In Golden Globes speech, Oprah looks to 'time when nobody ever has to say 'Me Too' again'
7:42 AM, Jan 8, 2018
Oprah Winfrey took to the stage to accept this year's Cecil B. DeMille Award at the Golden Globes Sunday night -- and delivered a powerful speech that drew on life-changing childhood memories and spoke to future generations of women.
"In 1964 I was a little girl sitting on the linoleum floor of my mother's house in Milwaukee watching Anne Bancroft present the Oscar for best actor," Winfrey said.
Bancroft "said five words that literally made history: 'The winner is Sidney Poitier," Winfrey said.
Winfrey described Poitier as the most "elegant man I had ever seen ... [and] of course his skin was black."
She said she had "never seen a black man being celebrated like that."
Winfrey said she's the first black woman to receive the Cecil B. DeMille Award, a moment that made her think of the young girls watching her from home tonight.
"It is an honor," Winfrey said, and "it is privilege to share the evening with all of them."
Winfrey continued: "What I know for sure is that speaking your truth is the most powerful tool we all have. And I'm especially proud and inspired by all the women who have felt strong enough and empowered enough to speak up and share their personal stories."
"Each of us in this room are celebrated because of the stories that we tell -- and this year, we became the story," she said. "It's not just a story affecting the entertainment industry. It's one that transcends any culture, geography, race, religion, politics or workplace."
The media mogul said she wants to express gratitude to the women who "endured years of abuse and assault" because they, like Winfrey's mother, had "children to feed and bills to pay and dreams to pursue."
"They're the women whose names we'll never know," Winfrey said. "They are domestic workers and farm workers. They are working in factories and they work in restaurants ... they are part of the world of tech and politics and business."
Winfrey also brought up Recy Taylor, an African American woman who was abducted and raped by six white men in 1944. The men never went to trial.
Taylor died 10 days ago, Winfrey said, just shy of her 98th birthday.
"She lived, as we all have lived, too long in a culture broken by brutally powerful men," she said. "For too long women have not been heard or believed if they dared to speak their truth to the power of those men. But their time is up."
To all the girls watching now, Winfrey said, "a new day is on the horizon."

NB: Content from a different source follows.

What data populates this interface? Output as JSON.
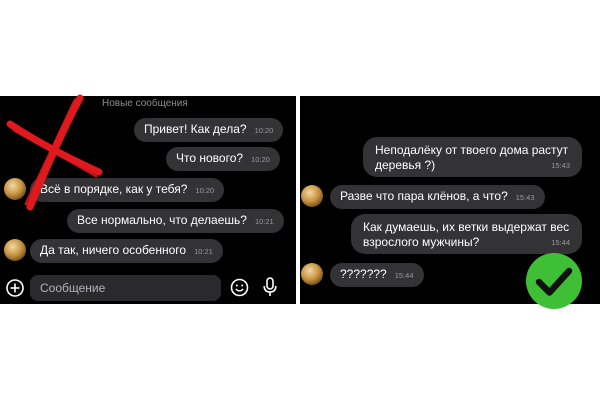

"When that new day finally dawns, it will be because of a lot of magnificent women, many of whom are right here in this room tonight, and some pretty phenomenal men, fighting hard to make sure that they become the leaders who take us to the time when nobody ever has to say 'Me Too' again."